Exercise:
Would you write out the entries below, every one of them, exactly?

Provided data:
-- Opening Marker --

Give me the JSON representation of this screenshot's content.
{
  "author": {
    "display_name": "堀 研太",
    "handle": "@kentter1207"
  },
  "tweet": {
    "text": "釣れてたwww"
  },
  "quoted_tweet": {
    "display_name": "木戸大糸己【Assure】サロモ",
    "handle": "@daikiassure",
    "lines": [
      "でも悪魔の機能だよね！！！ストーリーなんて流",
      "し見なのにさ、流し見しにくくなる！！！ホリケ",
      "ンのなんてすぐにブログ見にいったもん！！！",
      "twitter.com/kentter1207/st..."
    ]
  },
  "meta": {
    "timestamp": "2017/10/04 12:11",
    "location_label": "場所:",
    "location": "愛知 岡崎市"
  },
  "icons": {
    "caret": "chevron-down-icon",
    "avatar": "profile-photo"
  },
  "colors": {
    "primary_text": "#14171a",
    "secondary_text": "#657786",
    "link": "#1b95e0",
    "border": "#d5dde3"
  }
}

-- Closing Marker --

Response:
Give me the JSON representation of this screenshot's content.
{
  "author": {
    "display_name": "堀 研太",
    "handle": "@kentter1207"
  },
  "tweet": {
    "text": "釣れてたwww"
  },
  "quoted_tweet": {
    "display_name": "木戸大糸己【Assure】サロモ",
    "handle": "@daikiassure",
    "lines": [
      "でも悪魔の機能だよね！！！ストーリーなんて流",
      "し見なのにさ、流し見しにくくなる！！！ホリケ",
      "ンのなんてすぐにブログ見にいったもん！！！",
      "twitter.com/kentter1207/st..."
    ]
  },
  "meta": {
    "timestamp": "2017/10/04 12:11",
    "location_label": "場所:",
    "location": "愛知 岡崎市"
  },
  "icons": {
    "caret": "chevron-down-icon",
    "avatar": "profile-photo"
  },
  "colors": {
    "primary_text": "#14171a",
    "secondary_text": "#657786",
    "link": "#1b95e0",
    "border": "#d5dde3"
  }
}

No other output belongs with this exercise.